- WHAT THIS TASK INVOLVES:
Each line must appear in the answer exactly as it does in the data.
--- MATERIAL SHOWN ---
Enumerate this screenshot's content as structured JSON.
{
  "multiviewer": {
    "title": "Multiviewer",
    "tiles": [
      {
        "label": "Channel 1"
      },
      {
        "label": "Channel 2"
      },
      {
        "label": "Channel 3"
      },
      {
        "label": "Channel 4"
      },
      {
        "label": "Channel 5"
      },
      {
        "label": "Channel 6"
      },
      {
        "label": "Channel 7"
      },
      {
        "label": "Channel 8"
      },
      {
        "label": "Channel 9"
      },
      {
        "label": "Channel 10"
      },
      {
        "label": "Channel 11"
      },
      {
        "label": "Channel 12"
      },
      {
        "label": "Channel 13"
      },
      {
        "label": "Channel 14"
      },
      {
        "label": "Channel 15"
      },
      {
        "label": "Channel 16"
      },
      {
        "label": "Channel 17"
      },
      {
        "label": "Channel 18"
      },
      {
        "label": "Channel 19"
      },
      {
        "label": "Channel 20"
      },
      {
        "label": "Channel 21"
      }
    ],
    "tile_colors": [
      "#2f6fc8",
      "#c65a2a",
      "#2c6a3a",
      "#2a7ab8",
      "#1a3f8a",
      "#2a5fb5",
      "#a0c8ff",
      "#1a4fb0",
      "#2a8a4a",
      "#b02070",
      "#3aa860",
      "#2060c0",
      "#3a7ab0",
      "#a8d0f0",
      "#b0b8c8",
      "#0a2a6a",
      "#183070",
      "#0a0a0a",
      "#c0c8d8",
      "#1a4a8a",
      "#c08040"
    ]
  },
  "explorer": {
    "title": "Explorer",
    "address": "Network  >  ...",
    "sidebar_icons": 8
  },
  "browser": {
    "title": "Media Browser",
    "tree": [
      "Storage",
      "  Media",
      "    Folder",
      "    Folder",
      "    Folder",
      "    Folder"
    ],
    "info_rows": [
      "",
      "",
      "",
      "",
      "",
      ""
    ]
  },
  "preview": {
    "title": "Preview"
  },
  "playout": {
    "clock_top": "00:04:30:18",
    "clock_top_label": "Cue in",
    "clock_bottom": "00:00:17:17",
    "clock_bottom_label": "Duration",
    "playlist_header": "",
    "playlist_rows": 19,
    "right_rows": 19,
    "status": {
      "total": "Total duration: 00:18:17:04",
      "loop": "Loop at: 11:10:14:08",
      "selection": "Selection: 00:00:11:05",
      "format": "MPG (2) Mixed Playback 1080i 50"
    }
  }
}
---
- EXERCISE OUTPUT:
Enumerate this screenshot's content as structured JSON.
{
  "multiviewer": {
    "title": "Multiviewer",
    "tiles": [
      {
        "label": "Channel 1"
      },
      {
        "label": "Channel 2"
      },
      {
        "label": "Channel 3"
      },
      {
        "label": "Channel 4"
      },
      {
        "label": "Channel 5"
      },
      {
        "label": "Channel 6"
      },
      {
        "label": "Channel 7"
      },
      {
        "label": "Channel 8"
      },
      {
        "label": "Channel 9"
      },
      {
        "label": "Channel 10"
      },
      {
        "label": "Channel 11"
      },
      {
        "label": "Channel 12"
      },
      {
        "label": "Channel 13"
      },
      {
        "label": "Channel 14"
      },
      {
        "label": "Channel 15"
      },
      {
        "label": "Channel 16"
      },
      {
        "label": "Channel 17"
      },
      {
        "label": "Channel 18"
      },
      {
        "label": "Channel 19"
      },
      {
        "label": "Channel 20"
      },
      {
        "label": "Channel 21"
      }
    ],
    "tile_colors": [
      "#2f6fc8",
      "#c65a2a",
      "#2c6a3a",
      "#2a7ab8",
      "#1a3f8a",
      "#2a5fb5",
      "#a0c8ff",
      "#1a4fb0",
      "#2a8a4a",
      "#b02070",
      "#3aa860",
      "#2060c0",
      "#3a7ab0",
      "#a8d0f0",
      "#b0b8c8",
      "#0a2a6a",
      "#183070",
      "#0a0a0a",
      "#c0c8d8",
      "#1a4a8a",
      "#c08040"
    ]
  },
  "explorer": {
    "title": "Explorer",
    "address": "Network  >  ...",
    "sidebar_icons": 8
  },
  "browser": {
    "title": "Media Browser",
    "tree": [
      "Storage",
      "  Media",
      "    Folder",
      "    Folder",
      "    Folder",
      "    Folder"
    ],
    "info_rows": [
      "",
      "",
      "",
      "",
      "",
      ""
    ]
  },
  "preview": {
    "title": "Preview"
  },
  "playout": {
    "clock_top": "00:04:30:18",
    "clock_top_label": "Cue in",
    "clock_bottom": "00:00:17:17",
    "clock_bottom_label": "Duration",
    "playlist_header": "",
    "playlist_rows": 19,
    "right_rows": 19,
    "status": {
      "total": "Total duration: 00:18:17:04",
      "loop": "Loop at: 11:10:14:08",
      "selection": "Selection: 00:00:11:05",
      "format": "MPG (2) Mixed Playback 1080i 50"
    }
  }
}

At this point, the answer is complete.